President Johnson and the Decision to Curtail Rolling Thunder
Within two months of Tet, President Johnson ended the bombing of North Vietnam north of the twentieth parallel. His decision neither ended Rolling Thunder (the bombing of North Vietnam) nor reduced the weight of the air war in Southeast Asia. But, combined with his public decision not to run for reelection and his private decision not to send reinforcements to General Westmoreland, the decision on the bombing marked a watershed.
To some extent the well-known story of how Johnson decided against reinforcing Westmoreland and the decision to stop bombing North Vietnam above the twentieth parallel are one and the same. At the strategic and operational levels, however, the two decisions differed. The choice not to send reinforcements was conditioned by lack of American resources, military and financial. The separate but related choice to stop the bombing north of the twentieth parallel represented less of a departure in policy, because LBJ had already publicly offered to stop bombing North Vietnam. The previous September, President Johnson had declared in a speech at San Antonio that
The United States is willing to stop all aerial and naval bombardment of North Vietnam when this will lead promptly to productive discussions. We, of course, assume that while discussions proceed North Vietnam will not take advantage of the bombing cessation or limitation.1

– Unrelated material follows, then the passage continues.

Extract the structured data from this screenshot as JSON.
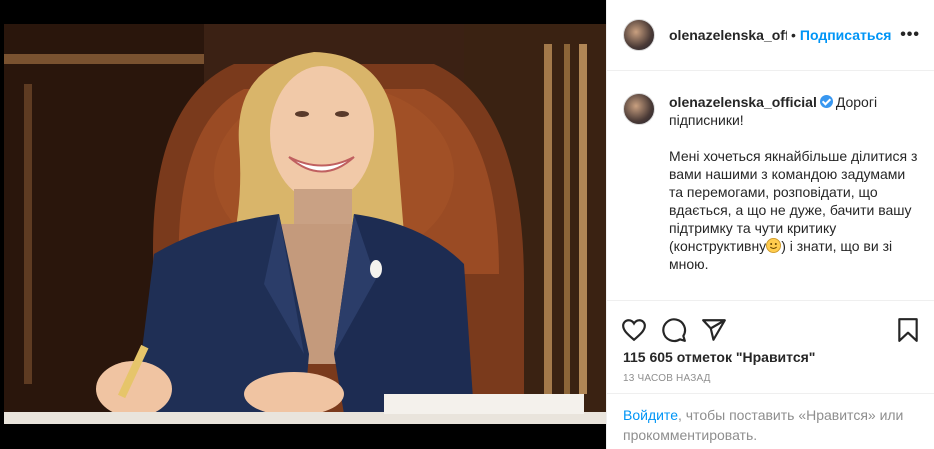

Having by this time chosen to mount the go-for-broke Tet Offensive, North Vietnam did not respond. As Tet wound down in March 1968, the president found himself, however, in a political box from which a curtailment